Journey to Independence

Here's how to help kids with autism become capable, self-confident adults.

It’s a beautiful vision on the horizon — your child with autism all grown up, a capable and independent adult. When our children are young, that horizon can seem very far away indeed. How will we get there? What should I be doing now?

Preparing your child for adulthood begins long before job skills training or learning to balance a checkbook. There is no how-to manual that will have all the answers for your unique child, but the seeds of preparation lie in the special abilities, strengths, interests and motivations that every child has.

The most important brick in your child’s road to adulthood is recognizing those special components and using them to develop your parent-child relationship in a way that gives him both roots and wings. Roots — knowing that he belongs, is connected to others, is valued and capable and needed. Wings — knowing that he has the inner resources to learn and do and, with practice and patience, succeed.

Today is a great day to start that adventure. Here are some do’s and don’ts to watch for along the way:

Do recognize that your child’s relationship with you and with all the members of your family will be the single strongest determinant of her success as an adult. See your child as a whole, not a packet of issues or symptoms.

Emphasize your child’s strengths and use them to build her self-confidence.

Don't let his autism drive a wedge between him and the rest of the family. See your child as a full-fledged member of your family — with needs, yes, but also with responsibilities to others.

Don't focus 100 percent of your attention on her in a manner that suggests that other members of the family are not equally important.

Don't sacrifice all of yourself for the needs of your child, neglecting siblings who are also “works-in-progress,” not allowing time for grandparents, cousins and friends. This sends a message to the child that he is the hub of the wheel around which everyone else turns. It’s not a message that will serve him well in adulthood.

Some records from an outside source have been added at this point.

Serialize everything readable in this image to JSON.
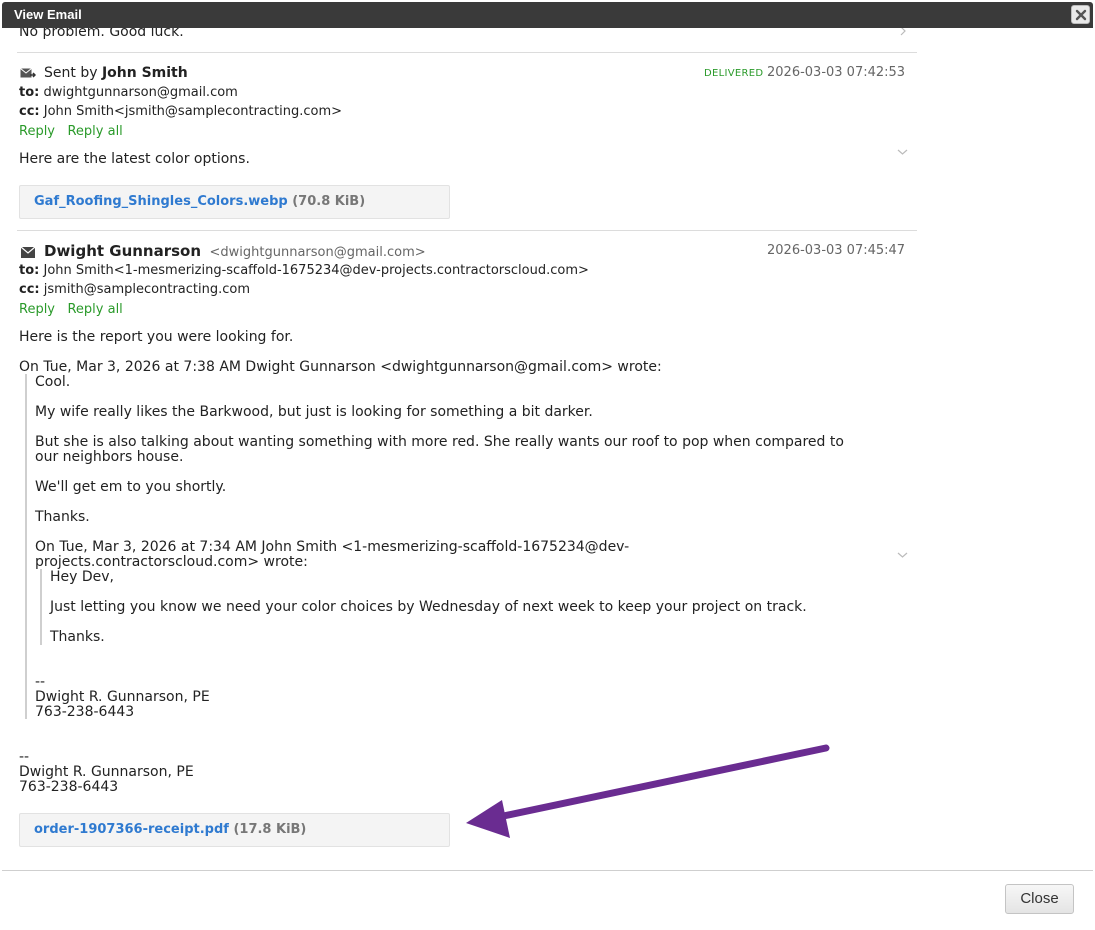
{
  "window": {
    "title": "View Email"
  },
  "prev_message_tail": "No problem. Good luck.",
  "message1": {
    "sent_by_prefix": "Sent by",
    "sender": "John Smith",
    "status": "DELIVERED",
    "timestamp": "2026-03-03 07:42:53",
    "to_label": "to:",
    "to": "dwightgunnarson@gmail.com",
    "cc_label": "cc:",
    "cc": "John Smith<jsmith@samplecontracting.com>",
    "reply": "Reply",
    "reply_all": "Reply all",
    "body": "Here are the latest color options.",
    "attachment": {
      "name": "Gaf_Roofing_Shingles_Colors.webp",
      "size": "(70.8 KiB)"
    }
  },
  "message2": {
    "sender": "Dwight Gunnarson",
    "sender_email": "<dwightgunnarson@gmail.com>",
    "timestamp": "2026-03-03 07:45:47",
    "to_label": "to:",
    "to": "John Smith<1-mesmerizing-scaffold-1675234@dev-projects.contractorscloud.com>",
    "cc_label": "cc:",
    "cc": "jsmith@samplecontracting.com",
    "reply": "Reply",
    "reply_all": "Reply all",
    "body": "Here is the report you were looking for.",
    "quote_header": "On Tue, Mar 3, 2026 at 7:38 AM Dwight Gunnarson <dwightgunnarson@gmail.com> wrote:",
    "quote_lines": [
      "Cool.",
      "My wife really likes the Barkwood, but just is looking for something a bit darker.",
      "But she is also talking about wanting something with more red. She really wants our roof to pop when compared to",
      "our neighbors house.",
      "We'll get em to you shortly.",
      "Thanks."
    ],
    "nested_header_1": "On Tue, Mar 3, 2026 at 7:34 AM John Smith <1-mesmerizing-scaffold-1675234@dev-",
    "nested_header_2": "projects.contractorscloud.com> wrote:",
    "nested_lines": [
      "Hey Dev,",
      "Just letting you know we need your color choices by Wednesday of next week to keep your project on track.",
      "Thanks."
    ],
    "quote_sig": [
      "--",
      "Dwight R. Gunnarson, PE",
      "763-238-6443"
    ],
    "signature": [
      "--",
      "Dwight R. Gunnarson, PE",
      "763-238-6443"
    ],
    "attachment": {
      "name": "order-1907366-receipt.pdf",
      "size": "(17.8 KiB)"
    }
  },
  "footer": {
    "close_label": "Close"
  },
  "colors": {
    "titlebar": "#3a3a3a",
    "status_green": "#2a9a2a",
    "link_blue": "#2f7ad0",
    "arrow_purple": "#6a2c91"
  },
  "icons": [
    "close-icon",
    "sent-mail-icon",
    "mail-icon",
    "chevron-right-icon",
    "chevron-down-icon"
  ]
}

Do take the time to nurture yourself. It’s not selfish. In fact, it’s just the opposite. Letting your child see you as a multi-dimensional adult who enjoys life, is involved in community, takes good care of her own health, allows herself fun, respite and recreation — sets the best kind of example for your child.

Do praise your child’s efforts — not the outcome or the result. Keep the focus on what he can do, rather than what he can’t do. Know that every child has the capacity to achieve more than what he is currently able to do, but that for him, learning a skill requires exponentially more repetition and practice than it might for a typically-developing child.

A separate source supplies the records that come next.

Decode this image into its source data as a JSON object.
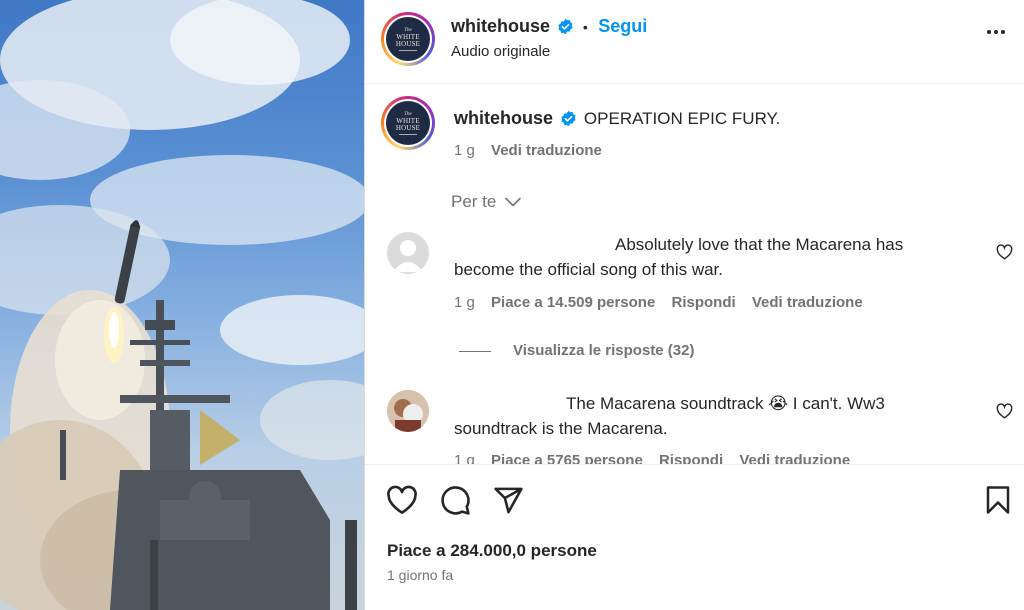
{
  "post": {
    "username": "whitehouse",
    "follow_label": "Segui",
    "dot": "•",
    "audio": "Audio originale",
    "avatar_line1": "The",
    "avatar_line2": "WHITE",
    "avatar_line3": "HOUSE"
  },
  "caption": {
    "username": "whitehouse",
    "text": "OPERATION EPIC FURY.",
    "age": "1 g",
    "translate": "Vedi traduzione"
  },
  "filter": {
    "label": "Per te"
  },
  "comments": [
    {
      "line1": "Absolutely love that the Macarena has",
      "line2": "become the official song of this war.",
      "age": "1 g",
      "likes": "Piace a 14.509 persone",
      "reply": "Rispondi",
      "translate": "Vedi traduzione",
      "view_replies": "Visualizza le risposte (32)"
    },
    {
      "line1": "The Macarena soundtrack 😭 I can't. Ww3",
      "line2": "soundtrack is the Macarena.",
      "age": "1 g",
      "likes": "Piace a 5765 persone",
      "reply": "Rispondi",
      "translate": "Vedi traduzione"
    }
  ],
  "footer": {
    "likes": "Piace a 284.000,0 persone",
    "time": "1 giorno fa"
  },
  "colors": {
    "accent": "#0095f6",
    "verified": "#0095f6",
    "text": "#262626",
    "muted": "#737373"
  },
  "icons": [
    "verified-badge-icon",
    "more-options-icon",
    "chevron-down-icon",
    "heart-icon",
    "comment-icon",
    "share-icon",
    "bookmark-icon"
  ]
}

Recognize that it is your responsibility to provide not only the opportunities for practice — but also to maintain patience throughout the learning process. Impatience, exasperation or “letting her learn the hard way” through humiliation or embarrassment will not help your child learn anything other than that she can’t trust you.

Do realize that children learn more eagerly through fun. Your child will learn any skill much more quickly if you make it relevant to his life and his interests. There is always more than one way to accomplish a task — find the ones that make sense to him.

The most important thing parents can do is to help their child laugh, play, and build relationships with all of the people in their lives. That’s more important than therapy, speech and language or cognition. When a child feels connected, she has the internal motivation she needs to do all those other things.

Don’t “therapize” your child, filling his days with rounds of adults who are all trying to fix something. Think about the message this sends to the child. Involve yourself and your family in every creative way you can. Interact! Do what your child loves and do it with him — practice motor, social and language skills by getting in the pool or the ball pit with him. Go to the zoo, library and park, play in the snow and the sandbox and the puddles.

Do throw out standard measurement assessments such as growth charts or speech/cognitive/motor milestones aimed at the general population. Don’t use “normal” as a measure of where she “should” be. Respect your child’s unique trajectory. Encourage her to explore, to interact with people, to laugh and be curious, understanding that regardless of ability or disability, she’s going to grow and develop and flourish if taught in a manner that accommodates her style of learning.

Do trust your instincts. You are the authority on your child. Talk to and listen to other parents, but don’t accept their experiences as have-to’s for your child. Regardless of whether other families are using this diet or that therapy, if your gut and experiences tell you that it isn’t right for your child, listen to that voice and keep looking for the best “fit” for your child and family.

Do think of your therapists and professionals as guides, not bosses, for your child’s journey to adulthood. Be willing to listen to the information they give you, even if you are not quite ready to hear some of it. Don’t feel obligated to react to everything you hear. Remember that it’s a process, and that you can take time to assimilate information before acting upon it — or choosing not to.

Do remember, amid all you are trying to accomplish, that you have time. Pace yourself. You have today, and tomorrow. You have next week, next month, next year and many years to come.

Don’t forget that a parent’s attitude towards the child is going to be that child’s attitude towards himself. If helping create a sound sense of self is not your primary focus, no amount of therapy or education is going to matter.

See him and celebrate him as the capable, interesting, productive and valuable adult you believe he can be. Hold that vision, because through your eyes, he sees it too. Seeing is believing, and believing makes it happen.

Ellen Notbohm is author of Ten Things Every Child with Autism Wishes You Knew (Future Horizons, $14.95) and three other books on autism.

Categories: Autism Research & Advice